of the Cross in the Roman liturgy of good friday. The first part of the Improperia consists of three verses (Popule meus, Quia eduxi te per desertum, and Quid ultra ), including the trisagion.
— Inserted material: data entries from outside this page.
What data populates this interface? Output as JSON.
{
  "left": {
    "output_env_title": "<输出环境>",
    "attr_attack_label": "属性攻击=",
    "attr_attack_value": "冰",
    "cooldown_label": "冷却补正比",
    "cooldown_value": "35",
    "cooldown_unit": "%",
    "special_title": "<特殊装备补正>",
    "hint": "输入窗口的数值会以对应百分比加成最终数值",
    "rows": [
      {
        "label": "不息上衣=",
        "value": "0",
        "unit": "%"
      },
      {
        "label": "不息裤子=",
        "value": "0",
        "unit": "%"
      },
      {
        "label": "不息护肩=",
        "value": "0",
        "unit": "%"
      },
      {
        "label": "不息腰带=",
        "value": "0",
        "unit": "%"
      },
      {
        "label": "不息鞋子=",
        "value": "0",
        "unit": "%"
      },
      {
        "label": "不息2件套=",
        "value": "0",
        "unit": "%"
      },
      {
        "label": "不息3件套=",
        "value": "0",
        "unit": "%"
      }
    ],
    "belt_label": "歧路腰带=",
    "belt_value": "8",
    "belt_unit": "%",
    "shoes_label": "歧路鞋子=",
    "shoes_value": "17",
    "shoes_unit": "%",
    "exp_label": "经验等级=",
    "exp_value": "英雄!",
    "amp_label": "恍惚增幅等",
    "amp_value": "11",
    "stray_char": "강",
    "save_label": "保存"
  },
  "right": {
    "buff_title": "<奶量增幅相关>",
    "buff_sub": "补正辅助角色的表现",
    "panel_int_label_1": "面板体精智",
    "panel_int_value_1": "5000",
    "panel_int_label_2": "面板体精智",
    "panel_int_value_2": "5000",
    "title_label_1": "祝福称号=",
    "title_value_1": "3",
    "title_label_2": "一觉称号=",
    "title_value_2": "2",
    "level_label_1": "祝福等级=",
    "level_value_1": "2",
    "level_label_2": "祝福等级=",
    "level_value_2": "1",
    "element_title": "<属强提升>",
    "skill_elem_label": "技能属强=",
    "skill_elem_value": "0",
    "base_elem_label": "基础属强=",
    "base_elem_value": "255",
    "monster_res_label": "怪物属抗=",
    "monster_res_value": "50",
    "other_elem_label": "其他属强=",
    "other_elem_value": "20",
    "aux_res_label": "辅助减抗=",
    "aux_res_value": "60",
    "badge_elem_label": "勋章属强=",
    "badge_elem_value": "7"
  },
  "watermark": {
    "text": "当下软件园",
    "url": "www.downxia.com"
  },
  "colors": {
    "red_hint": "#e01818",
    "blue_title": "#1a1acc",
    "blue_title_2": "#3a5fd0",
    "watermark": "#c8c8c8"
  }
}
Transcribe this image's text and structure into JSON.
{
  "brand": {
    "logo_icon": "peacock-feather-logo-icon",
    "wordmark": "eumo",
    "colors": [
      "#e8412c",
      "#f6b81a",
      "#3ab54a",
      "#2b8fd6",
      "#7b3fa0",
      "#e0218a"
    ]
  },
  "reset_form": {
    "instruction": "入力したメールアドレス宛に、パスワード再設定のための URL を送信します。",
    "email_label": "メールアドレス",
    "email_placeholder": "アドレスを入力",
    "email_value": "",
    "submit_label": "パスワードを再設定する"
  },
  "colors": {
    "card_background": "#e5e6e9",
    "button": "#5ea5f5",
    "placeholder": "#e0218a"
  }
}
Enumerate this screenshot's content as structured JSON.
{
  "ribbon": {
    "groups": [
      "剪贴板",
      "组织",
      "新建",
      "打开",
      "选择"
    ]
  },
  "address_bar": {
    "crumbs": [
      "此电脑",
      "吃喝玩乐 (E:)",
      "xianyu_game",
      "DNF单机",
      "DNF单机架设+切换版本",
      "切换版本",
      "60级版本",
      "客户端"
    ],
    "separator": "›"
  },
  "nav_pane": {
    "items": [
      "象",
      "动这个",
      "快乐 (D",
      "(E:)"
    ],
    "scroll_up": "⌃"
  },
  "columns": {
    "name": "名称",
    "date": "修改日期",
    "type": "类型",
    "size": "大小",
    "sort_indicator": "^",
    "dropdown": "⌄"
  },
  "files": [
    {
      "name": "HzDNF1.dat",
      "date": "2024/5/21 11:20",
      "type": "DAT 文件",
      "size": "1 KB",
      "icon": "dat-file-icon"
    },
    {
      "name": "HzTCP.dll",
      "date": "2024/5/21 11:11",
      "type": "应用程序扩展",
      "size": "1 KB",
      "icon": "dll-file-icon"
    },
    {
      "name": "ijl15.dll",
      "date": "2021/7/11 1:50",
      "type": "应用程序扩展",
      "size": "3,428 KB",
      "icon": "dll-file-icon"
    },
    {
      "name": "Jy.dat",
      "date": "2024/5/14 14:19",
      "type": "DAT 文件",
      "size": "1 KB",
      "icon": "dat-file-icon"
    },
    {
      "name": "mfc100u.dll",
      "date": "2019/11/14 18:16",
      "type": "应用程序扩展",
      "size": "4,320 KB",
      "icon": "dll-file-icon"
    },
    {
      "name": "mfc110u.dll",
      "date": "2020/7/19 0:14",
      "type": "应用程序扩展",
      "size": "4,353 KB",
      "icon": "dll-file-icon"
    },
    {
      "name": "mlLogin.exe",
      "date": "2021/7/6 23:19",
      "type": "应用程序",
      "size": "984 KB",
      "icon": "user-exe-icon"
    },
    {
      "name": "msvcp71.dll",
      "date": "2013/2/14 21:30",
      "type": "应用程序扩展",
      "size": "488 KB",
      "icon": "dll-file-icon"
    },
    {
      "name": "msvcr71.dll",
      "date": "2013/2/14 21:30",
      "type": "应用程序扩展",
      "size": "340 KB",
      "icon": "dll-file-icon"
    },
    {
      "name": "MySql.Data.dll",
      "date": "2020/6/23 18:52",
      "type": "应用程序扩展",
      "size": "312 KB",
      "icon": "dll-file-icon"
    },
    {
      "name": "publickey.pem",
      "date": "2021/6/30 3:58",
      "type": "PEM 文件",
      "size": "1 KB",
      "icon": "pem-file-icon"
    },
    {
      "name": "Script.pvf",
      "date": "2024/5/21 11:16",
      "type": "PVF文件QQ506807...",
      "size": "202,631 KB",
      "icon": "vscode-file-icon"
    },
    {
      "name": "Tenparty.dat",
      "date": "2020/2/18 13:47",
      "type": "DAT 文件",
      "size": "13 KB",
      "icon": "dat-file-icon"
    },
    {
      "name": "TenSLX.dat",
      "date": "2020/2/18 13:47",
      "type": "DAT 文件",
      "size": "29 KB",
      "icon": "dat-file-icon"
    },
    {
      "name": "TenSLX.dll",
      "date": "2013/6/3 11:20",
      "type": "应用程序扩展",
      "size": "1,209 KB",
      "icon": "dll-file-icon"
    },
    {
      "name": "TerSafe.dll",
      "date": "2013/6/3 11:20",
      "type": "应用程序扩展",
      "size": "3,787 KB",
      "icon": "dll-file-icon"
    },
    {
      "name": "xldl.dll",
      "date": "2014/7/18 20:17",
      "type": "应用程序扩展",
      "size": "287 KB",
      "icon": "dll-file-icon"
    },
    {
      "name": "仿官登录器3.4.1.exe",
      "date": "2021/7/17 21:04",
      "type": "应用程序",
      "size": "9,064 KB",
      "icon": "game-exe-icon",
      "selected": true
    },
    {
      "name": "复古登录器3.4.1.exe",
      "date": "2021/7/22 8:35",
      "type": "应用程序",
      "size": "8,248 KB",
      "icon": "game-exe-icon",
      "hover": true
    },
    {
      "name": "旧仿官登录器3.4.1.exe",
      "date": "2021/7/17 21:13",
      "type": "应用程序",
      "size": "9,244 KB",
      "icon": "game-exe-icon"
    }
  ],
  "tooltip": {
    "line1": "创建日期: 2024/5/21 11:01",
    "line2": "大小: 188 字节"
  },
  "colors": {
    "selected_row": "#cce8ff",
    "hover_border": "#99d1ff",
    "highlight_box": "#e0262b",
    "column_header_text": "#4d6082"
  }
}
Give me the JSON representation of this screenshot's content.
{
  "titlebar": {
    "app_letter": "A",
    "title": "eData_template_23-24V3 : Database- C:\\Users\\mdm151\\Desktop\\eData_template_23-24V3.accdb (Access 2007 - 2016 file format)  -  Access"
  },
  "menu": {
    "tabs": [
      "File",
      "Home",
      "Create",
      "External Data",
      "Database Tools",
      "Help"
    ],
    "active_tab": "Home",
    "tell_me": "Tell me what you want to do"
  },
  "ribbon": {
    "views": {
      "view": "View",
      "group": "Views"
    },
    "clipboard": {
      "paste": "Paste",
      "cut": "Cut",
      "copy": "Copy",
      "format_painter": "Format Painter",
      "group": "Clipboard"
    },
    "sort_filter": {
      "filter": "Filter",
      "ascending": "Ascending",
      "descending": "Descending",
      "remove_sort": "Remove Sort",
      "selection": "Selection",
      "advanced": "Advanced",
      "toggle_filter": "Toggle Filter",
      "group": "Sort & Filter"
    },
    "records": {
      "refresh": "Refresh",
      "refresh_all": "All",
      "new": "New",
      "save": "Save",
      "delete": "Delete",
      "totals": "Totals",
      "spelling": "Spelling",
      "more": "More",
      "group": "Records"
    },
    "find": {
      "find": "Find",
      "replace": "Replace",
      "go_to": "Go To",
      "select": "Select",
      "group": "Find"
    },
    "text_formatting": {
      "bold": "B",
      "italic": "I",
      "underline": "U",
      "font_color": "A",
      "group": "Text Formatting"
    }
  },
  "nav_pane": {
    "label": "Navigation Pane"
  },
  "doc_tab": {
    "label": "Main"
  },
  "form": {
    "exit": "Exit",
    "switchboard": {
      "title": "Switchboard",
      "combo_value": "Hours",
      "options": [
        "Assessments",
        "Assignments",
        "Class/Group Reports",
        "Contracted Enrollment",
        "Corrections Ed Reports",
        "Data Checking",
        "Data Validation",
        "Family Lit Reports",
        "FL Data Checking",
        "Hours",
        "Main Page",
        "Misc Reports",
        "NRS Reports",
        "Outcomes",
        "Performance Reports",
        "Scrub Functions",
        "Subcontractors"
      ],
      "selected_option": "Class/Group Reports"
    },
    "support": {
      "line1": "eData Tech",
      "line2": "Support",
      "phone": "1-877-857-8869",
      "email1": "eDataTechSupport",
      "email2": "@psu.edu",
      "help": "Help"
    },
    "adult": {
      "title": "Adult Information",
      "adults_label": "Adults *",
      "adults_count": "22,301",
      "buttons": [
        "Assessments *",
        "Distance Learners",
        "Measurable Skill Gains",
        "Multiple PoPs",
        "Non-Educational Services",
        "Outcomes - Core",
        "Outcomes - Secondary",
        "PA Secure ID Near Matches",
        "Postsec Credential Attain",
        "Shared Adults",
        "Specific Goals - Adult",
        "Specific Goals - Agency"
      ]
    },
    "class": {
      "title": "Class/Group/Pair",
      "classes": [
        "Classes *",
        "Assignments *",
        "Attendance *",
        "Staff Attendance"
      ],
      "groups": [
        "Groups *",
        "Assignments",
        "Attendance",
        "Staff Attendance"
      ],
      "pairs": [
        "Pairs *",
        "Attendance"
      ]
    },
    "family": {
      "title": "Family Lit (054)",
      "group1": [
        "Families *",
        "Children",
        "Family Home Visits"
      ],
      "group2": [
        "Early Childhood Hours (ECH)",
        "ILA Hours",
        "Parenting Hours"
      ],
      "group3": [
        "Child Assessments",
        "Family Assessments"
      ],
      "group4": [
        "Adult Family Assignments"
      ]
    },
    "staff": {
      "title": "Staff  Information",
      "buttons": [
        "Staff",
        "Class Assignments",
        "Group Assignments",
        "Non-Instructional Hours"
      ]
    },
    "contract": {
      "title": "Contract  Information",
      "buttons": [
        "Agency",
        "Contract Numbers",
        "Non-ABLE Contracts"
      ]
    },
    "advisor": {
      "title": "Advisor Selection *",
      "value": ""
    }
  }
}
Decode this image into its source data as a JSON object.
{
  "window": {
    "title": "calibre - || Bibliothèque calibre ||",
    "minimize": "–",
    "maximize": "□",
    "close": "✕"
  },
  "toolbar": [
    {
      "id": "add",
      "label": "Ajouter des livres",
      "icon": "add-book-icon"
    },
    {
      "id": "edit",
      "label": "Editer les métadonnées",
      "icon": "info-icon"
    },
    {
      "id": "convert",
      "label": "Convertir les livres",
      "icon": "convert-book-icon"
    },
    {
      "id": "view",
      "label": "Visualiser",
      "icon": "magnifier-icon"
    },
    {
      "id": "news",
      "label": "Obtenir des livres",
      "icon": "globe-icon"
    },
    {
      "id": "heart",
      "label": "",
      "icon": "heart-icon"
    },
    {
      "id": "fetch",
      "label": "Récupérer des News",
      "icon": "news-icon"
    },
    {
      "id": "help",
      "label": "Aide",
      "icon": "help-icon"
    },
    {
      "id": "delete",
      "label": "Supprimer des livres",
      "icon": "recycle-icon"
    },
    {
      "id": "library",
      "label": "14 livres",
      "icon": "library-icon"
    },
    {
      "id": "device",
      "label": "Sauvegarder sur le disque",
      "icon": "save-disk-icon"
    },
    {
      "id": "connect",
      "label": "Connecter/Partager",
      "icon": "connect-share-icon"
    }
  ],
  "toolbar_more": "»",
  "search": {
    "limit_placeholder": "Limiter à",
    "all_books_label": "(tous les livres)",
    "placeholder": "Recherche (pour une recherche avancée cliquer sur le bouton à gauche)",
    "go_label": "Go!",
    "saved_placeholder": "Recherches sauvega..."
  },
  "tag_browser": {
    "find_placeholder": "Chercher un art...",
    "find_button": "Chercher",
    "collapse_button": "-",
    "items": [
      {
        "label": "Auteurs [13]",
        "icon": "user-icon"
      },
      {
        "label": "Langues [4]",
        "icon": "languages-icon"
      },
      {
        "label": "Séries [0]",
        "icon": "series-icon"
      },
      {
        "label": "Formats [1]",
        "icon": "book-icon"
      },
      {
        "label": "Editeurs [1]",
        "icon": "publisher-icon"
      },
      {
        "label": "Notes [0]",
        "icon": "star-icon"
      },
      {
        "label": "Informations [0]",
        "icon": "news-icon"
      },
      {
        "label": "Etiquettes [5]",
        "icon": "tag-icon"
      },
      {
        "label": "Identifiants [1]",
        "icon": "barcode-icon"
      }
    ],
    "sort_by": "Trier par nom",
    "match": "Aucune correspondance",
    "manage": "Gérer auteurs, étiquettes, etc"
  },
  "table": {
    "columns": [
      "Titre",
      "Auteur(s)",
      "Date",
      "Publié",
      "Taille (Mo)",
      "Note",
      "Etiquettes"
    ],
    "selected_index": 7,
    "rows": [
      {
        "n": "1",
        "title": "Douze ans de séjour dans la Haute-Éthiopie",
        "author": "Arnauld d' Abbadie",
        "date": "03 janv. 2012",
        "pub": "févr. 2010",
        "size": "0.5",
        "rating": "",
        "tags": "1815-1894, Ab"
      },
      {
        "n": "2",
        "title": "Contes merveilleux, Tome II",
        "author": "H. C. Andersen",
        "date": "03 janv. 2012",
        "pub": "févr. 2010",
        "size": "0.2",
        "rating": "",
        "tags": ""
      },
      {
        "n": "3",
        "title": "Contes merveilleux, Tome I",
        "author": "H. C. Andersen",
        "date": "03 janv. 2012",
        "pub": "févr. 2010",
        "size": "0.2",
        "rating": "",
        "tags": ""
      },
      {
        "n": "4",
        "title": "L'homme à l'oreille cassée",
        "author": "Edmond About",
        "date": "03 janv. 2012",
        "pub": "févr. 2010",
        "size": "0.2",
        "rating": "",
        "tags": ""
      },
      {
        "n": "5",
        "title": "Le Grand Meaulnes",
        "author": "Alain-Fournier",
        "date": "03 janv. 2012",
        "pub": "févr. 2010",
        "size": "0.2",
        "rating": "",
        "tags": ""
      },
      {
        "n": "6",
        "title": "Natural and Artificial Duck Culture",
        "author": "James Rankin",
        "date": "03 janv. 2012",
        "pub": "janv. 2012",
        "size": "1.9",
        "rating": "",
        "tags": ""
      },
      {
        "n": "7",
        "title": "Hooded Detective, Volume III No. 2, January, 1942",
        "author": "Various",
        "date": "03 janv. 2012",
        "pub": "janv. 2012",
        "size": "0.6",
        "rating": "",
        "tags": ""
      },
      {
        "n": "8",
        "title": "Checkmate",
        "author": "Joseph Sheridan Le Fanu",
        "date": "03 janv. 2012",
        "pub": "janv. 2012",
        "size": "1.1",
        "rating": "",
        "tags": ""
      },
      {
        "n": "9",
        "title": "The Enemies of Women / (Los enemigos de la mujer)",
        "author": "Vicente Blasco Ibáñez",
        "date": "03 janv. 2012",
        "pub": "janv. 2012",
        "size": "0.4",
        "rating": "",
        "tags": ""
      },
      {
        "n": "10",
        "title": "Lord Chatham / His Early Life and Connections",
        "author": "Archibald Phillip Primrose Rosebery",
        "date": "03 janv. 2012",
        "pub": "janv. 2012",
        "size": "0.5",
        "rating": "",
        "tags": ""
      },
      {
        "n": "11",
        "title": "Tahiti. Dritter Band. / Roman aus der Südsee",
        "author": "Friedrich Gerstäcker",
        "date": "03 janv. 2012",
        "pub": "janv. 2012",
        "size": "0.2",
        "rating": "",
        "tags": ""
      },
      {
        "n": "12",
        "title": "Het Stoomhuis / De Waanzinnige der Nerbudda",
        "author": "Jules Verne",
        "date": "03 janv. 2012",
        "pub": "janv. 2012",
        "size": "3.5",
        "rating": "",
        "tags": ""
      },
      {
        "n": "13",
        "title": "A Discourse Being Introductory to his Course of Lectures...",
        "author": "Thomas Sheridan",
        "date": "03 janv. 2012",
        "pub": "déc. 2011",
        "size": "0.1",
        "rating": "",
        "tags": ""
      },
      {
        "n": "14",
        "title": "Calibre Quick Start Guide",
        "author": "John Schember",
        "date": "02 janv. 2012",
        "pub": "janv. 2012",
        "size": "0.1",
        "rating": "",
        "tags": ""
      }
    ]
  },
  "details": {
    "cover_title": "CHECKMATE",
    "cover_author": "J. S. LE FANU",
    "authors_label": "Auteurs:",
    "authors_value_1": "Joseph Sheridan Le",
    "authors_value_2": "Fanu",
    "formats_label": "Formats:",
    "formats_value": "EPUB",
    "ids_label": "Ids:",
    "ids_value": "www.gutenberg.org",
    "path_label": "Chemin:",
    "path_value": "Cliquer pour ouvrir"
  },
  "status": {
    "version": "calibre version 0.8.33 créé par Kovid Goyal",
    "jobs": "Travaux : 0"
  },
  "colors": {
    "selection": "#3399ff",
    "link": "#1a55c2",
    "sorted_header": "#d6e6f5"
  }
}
This first part is found in the Antiphonale Sylvanectense (of Senlis; c. 880; ed. R. Hesbert, Antiphonale missarum sextuplex [Brussels 1935]) and in the Pontificale Romano-Germanicum (c. 950; ed. M. Hittorp, De catholicae ecclesiae divinis officiis [Cologne 1568]). The second part, which is not found until the 11th century, consists of nine verses, all of which begin with the word Ego (I). A Gallican origin has been claimed for the plain chant melodies (see gallican chant).

Bibliography: h. a. schmidt, Hebdomada Sancta, 2 v. (Rome 195657) 2:794796. e. werner, "Zur Textgeschichte der Improperia," Festschrift Bruno Stäblein, ed. m. ruhnke (Kassel 1967) 27486. w. schÜtz, "'Was habe ich dir getan, mein Volk?': die Wurzeln der Karfreitagsimproperien in der alten Kirche," Jahrbuch für Liturgik und Hymnologie, 13 (1968) 138. j. drumbl, "Die Improperien der lateinischen Liturgie," Archiv für Liturgiewissenschaft, 15 (1973) 68100. m. marx-weber, "Die Improperien im Repertoire der Cappella sistina," Studien zur Musikgeschichte: eine Festschrift für Ludwig Finscher, ed. a. laubenthal (Kassel 1995) 15762.

[e. j. gratsch/

l. j. wagner/eds.]